You can also dynamically create categories in Shift4Shop with SmartCategories. Use these to automatically build categories based on criteria. Examples include "On Sale," "Free Shipping," "Top Sellers," and custom keywords.
Examples of Shift4Shop Stores with Large Catalogs
It's one thing to say Shift4Shop handles large catalogs better than any other platform. It's another thing to prove it. Let's look at a couple of Shift4Shop stores with large catalogs so you can see it in action.
RV & Auto Parts
RV & Auto Parts is a leading supplier of RV and automotive parts and accessories, and powersports gear and apparel. Their website has a large catalog, but runs fast and flawlessly. Despite having thousands of products, everything is organized with a detailed category structure.
Direct Door Hardware
Direct Door Hardware offers a huge selection of door hardware and accessories. They also sell cabinet and bath hardware and commercial-grade door parts. Their vast collection is easy to browse by part, by brand, and more. Every page of their site loads almost instantly.
VBelts4Less is one of the largest online V belt suppliers and offers a massive selection of products. Their site is easy to navigate even with so many products. Every page also loads quickly, making shopping easy for their customers. Both aspects are crucial with such a large catalog.
Large catalogs are important to eCommerce. Not all thriving businesses have a large catalog, but many do. Support for large catalogs is crucial for many enterprise eCommerce businesses.
- A large catalog in eCommerce has thousands of SKUs and a deep category structure.
- Large catalogs can serve more customers, but are harder to maintain.
- Enterprise eCommerce software is not always optimized for large catalogs.
- Magento suffers technical difficulties when used for large catalogs.
- Shopify Plus has similar problems and is limited by its product and category functions.
- Shift4Shop has none of the problems of Magento or Shopify Plus.

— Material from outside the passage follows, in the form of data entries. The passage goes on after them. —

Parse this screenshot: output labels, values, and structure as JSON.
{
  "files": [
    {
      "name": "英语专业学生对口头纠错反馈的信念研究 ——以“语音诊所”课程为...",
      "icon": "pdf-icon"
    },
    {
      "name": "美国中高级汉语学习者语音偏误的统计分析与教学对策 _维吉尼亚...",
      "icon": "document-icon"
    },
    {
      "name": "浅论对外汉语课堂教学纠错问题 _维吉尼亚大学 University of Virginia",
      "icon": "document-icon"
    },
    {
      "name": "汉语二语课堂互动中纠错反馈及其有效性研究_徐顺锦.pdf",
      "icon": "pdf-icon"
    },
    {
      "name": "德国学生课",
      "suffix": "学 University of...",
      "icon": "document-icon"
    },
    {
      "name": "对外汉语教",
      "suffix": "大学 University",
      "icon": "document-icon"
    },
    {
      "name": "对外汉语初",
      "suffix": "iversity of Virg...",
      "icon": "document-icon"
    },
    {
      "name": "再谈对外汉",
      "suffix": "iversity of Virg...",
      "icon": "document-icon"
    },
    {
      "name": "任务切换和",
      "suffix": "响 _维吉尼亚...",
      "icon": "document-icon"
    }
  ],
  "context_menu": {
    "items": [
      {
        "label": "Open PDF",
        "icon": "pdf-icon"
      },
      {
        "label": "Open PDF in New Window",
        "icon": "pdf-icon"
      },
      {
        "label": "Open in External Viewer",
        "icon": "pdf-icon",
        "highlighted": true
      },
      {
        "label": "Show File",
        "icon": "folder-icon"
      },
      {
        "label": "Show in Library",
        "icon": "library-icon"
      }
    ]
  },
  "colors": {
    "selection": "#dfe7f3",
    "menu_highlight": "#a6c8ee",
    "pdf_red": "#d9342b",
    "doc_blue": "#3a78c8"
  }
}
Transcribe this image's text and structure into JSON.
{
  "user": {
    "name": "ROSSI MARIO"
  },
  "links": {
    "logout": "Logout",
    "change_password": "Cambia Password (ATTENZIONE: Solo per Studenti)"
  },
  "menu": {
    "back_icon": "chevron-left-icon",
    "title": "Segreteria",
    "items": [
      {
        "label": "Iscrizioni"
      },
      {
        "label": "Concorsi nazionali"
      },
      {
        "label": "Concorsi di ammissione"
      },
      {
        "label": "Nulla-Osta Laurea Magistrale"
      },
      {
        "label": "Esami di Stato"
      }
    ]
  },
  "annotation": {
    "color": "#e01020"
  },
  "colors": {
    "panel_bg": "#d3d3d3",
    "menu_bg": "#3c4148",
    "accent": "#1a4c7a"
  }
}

- Shift4Shop is the best eCommerce platform for large catalogs.
Your business should never be limited by its eCommerce software. No matter how large your catalog is, Shift4Shop can support it.